(Data to examine)
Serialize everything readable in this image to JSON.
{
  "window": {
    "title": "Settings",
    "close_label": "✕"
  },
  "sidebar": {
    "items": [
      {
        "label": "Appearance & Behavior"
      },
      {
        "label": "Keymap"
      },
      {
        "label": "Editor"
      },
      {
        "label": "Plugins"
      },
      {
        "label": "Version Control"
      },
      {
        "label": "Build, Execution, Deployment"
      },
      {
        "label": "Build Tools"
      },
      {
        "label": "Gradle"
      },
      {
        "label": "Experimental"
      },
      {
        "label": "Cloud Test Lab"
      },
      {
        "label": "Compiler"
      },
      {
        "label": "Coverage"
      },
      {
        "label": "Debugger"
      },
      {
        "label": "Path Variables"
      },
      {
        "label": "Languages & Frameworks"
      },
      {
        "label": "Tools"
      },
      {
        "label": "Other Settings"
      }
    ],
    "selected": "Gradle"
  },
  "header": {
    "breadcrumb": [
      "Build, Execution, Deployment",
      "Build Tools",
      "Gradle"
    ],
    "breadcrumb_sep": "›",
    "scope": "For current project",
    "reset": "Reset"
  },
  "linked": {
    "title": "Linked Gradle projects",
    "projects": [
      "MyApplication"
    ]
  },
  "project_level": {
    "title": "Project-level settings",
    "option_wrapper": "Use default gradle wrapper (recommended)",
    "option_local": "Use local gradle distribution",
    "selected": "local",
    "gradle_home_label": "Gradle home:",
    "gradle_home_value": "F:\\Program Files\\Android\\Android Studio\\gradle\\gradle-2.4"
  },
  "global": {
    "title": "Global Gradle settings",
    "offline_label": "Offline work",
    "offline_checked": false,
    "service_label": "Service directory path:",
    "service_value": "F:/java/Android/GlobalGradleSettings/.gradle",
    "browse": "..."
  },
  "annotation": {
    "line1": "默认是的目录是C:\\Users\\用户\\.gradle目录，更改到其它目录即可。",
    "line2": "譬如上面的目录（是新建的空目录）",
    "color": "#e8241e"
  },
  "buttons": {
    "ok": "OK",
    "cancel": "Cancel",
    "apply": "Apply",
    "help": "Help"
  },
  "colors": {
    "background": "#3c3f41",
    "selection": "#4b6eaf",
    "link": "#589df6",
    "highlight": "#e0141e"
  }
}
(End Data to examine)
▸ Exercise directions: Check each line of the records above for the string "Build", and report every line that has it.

▸ Solution:
        "label": "Build, Execution, Deployment"
        "label": "Build Tools"
      "Build, Execution, Deployment",
      "Build Tools",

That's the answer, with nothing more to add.